Looking Out for Number One


High among the 21st century’s most widely adopted contributions to pop culture is certainly the “selfie.”

Think about it—just a few decades ago, if you wanted a nice photo of yourself, you needed to schedule a time with a professional “picture taker,” usually in a “photo studio,” and then you’d wait for a week to see some examples of what you looked like. And if you hated them, it was back to Step One, and start over.

Fast forward forty years, and today, you can create your own immediate series of headshots, constantly—if it’s a good hair day—and not only discard the few hundred that don’t do you justice, but share the good ones with the entire world at the click of an upload.

Depending on who you ask, selfies are either a true boon to humankind or a plague upon modern society. But there’s no arguing that taking a great selfie and sharing it with family and friends can make you feel good. And as such, it’s the very essence of “self-care.”

It wasn’t that long ago that “self-care” was too often equated with “selfishness”—a focus on the self at the expense of others and the world around you.

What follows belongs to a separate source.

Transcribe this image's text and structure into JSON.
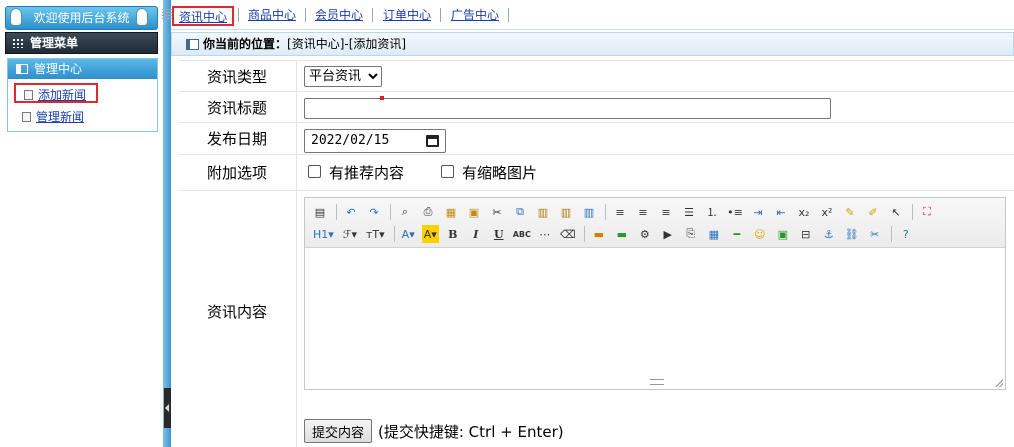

But as the value of personal health, fitness, and peace of mind has become ever more important, so has the awareness that making the world a better place starts with taking care of one’s self.

There’s no better illustration of this than your airline reminding you that, in the event of an emergency, you need to put on your own oxygen mask BEFORE helping others with theirs. You can’t save the world if you haven’t bothered to save yourself.

So we get it now—self-care is important. But let’s extend the line a little further, and take the concept of self-care into a type of activity that doesn’t always come to mind.

Professional development.

Think about it—why do we take courses, classes, and webinars to become better at our jobs? “Because the boss makes us,” you might reply. (Hee hee.)

No, we do it because most of us spend a third of our adult lives in our workplace. And if we don’t have the skills to succeed at what we do, those eight hours become a far less enjoyable experience. Getting better and smarter at our jobs doesn’t just benefit our employers, it helps US feel more productive, more engaged, and ultimately happier.


Taking a class that results in you spending 15 minutes per day on a task that had previously taken you hours is an absolute game-changer. Watching a human behavior webinar that offers you answers to the dilemmas you face dealing with a bullying boss or a toxic colleague can make your work life infinitely more pleasant.

And, yes, getting that graduate degree may lead to a promotion, to a job with better benefits and salary. And there are precious few situations in which that development doesn’t improve your ability to care for yourself.  So as you can see, the line between improving your skills and improving your peace of mind is short and straight!

A personal note from Dr. Cindy:

Helping others toward this end is why I started doing what I do. I want to help others to realize and reach their personal and professional potential.

And that’s a big reason I’ve founded the Orange Leaf Academy, an online professional development resource that, I hope and believe, will improve your jobs and lives by helping you to develop your skills.   

We launched this week with our first course “The Art of Selling-Level 1” to help sales professionals to shorten their sales cycle and grow their business, and you can find out more about it here:


Whether it’s our course or any of the many other quality offerings out there, you owe it to yourself to explore and grow.

After all, isn’t it time for you to start looking out for number one?

That’s how you GROW BIG OR GO HOME!